The initiative backed by Stephen Hawking, Mark Zuckerberg and Russian billionaire Yuri Milner will attempt to create some of the fastest and smallest spacecraft ever built.
“Earth is a wonderful place, but it might not last forever,” said Stephen Hawking, “Sooner or later, we must look to the stars. Breakthrough Starshot is a very exciting first step on that journey.”
With $100m in seed funding, the Breakthrough Starshot initiative wants to create a proof of concept for tiny satellites capable of travelling at 20% of the speed of light.
These so-called nanocrafts will reportedly be less than a gram, and use a lightsail combined with an Earth-based laser array for propulsion.
The project envisages not one, but hundreds of these small craft being deployed in order to achieve multiple redundancies should many fail over the long interstellar journey.
Travelling at this speed, they would be able to conduct a flyby of Alpha Centauri in around 20 years after they were launched.
During this high speed flyby the nanocraft will attempt to photograph not just the star but also any exoplanets they may find within its solar system. The researchers behind the Breakthrough Starshot initiative are particularly excited about the possibility of discovering an earth-like planet with the habitable zone of this system.
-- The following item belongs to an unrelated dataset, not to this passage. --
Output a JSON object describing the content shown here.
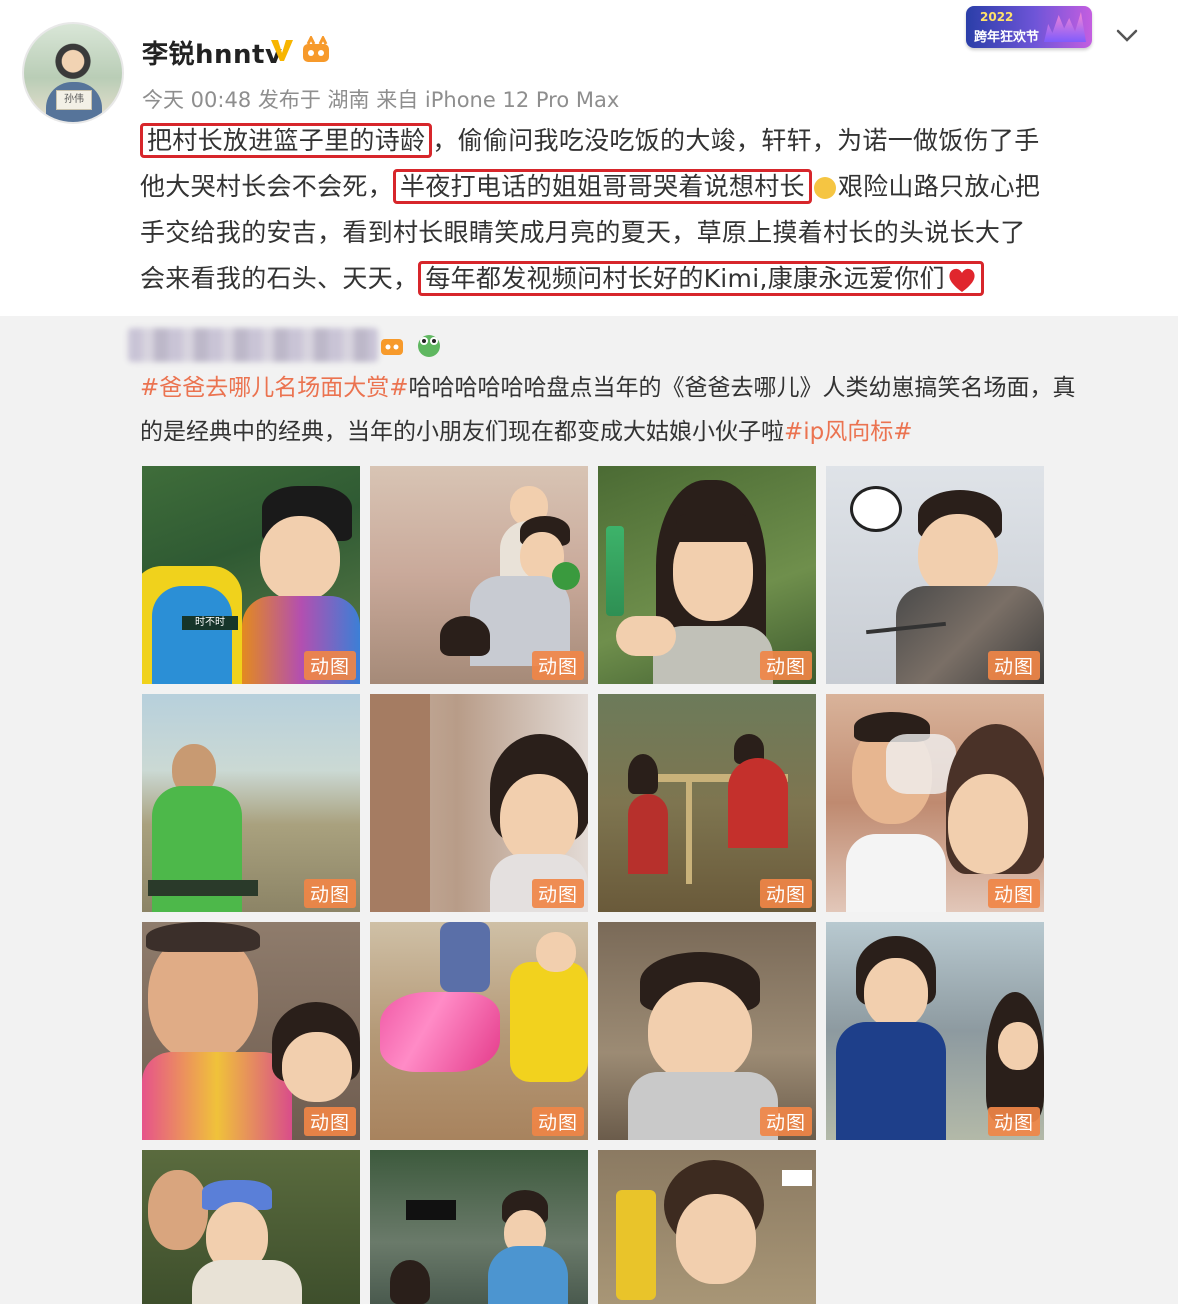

Breakthrough Initiatives, the program behind Starshot hopes to use cutting edge, technology to expand our view of the universe.
“The human story is one of great leaps,” said Yuri Milner, founder of the Breakthrough Initiatives. “55 years ago today, Yuri Gagarin became the first human in space. Today, we are preparing for the next great leap – to the stars.”
Technology not ready yet
While the Breakthrough Starshot initiative was announced yesterday, the technology to actually make it a reality is still several years away.
Specifically, the team involved with the project says that key advances need to be made in the miniaturization of computer chips and cameras before their nanocraft can be built.
As well the kilometer-scale laser ‘light beamer’ which powers the craft would require significant progress in optical and energy storage technology to become a reality.